◆ Data records for software interfaces:
════
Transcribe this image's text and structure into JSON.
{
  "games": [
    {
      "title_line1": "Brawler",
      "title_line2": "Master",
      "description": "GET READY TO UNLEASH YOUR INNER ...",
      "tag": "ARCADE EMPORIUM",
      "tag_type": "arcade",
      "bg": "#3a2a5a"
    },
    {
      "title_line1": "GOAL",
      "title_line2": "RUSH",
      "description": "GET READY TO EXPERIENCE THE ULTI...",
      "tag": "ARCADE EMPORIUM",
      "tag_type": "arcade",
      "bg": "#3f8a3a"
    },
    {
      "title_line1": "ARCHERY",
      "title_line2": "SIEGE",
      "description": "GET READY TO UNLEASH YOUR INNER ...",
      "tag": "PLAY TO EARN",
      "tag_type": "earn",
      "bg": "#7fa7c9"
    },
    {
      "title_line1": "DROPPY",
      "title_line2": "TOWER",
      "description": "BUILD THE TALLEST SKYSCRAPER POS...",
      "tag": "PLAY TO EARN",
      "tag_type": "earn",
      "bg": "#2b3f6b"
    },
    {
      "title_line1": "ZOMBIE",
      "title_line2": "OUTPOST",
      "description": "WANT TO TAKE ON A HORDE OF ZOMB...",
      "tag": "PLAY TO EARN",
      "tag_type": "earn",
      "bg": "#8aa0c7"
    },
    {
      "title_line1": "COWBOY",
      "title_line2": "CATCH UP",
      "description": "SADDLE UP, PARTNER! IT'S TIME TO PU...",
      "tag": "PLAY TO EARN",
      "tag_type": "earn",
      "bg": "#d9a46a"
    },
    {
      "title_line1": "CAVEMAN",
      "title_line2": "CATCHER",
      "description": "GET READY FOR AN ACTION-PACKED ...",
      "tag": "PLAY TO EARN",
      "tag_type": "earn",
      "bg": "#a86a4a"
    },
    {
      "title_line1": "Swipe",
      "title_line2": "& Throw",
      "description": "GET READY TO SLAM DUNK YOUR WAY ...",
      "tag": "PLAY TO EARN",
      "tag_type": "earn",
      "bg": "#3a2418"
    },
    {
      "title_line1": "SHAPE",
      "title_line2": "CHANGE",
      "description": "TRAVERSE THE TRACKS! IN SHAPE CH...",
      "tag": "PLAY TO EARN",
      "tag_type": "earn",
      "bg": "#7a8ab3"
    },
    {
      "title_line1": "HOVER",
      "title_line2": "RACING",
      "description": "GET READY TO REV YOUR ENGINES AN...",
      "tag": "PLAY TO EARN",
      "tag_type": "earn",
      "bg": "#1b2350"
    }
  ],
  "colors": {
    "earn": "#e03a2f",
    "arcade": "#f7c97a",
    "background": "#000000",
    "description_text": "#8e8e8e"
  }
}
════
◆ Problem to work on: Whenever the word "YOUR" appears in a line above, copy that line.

◆ Task output:
      "description": "GET READY TO UNLEASH YOUR INNER ...",
      "description": "GET READY TO UNLEASH YOUR INNER ...",
      "description": "GET READY TO SLAM DUNK YOUR WAY ...",
      "description": "GET READY TO REV YOUR ENGINES AN...",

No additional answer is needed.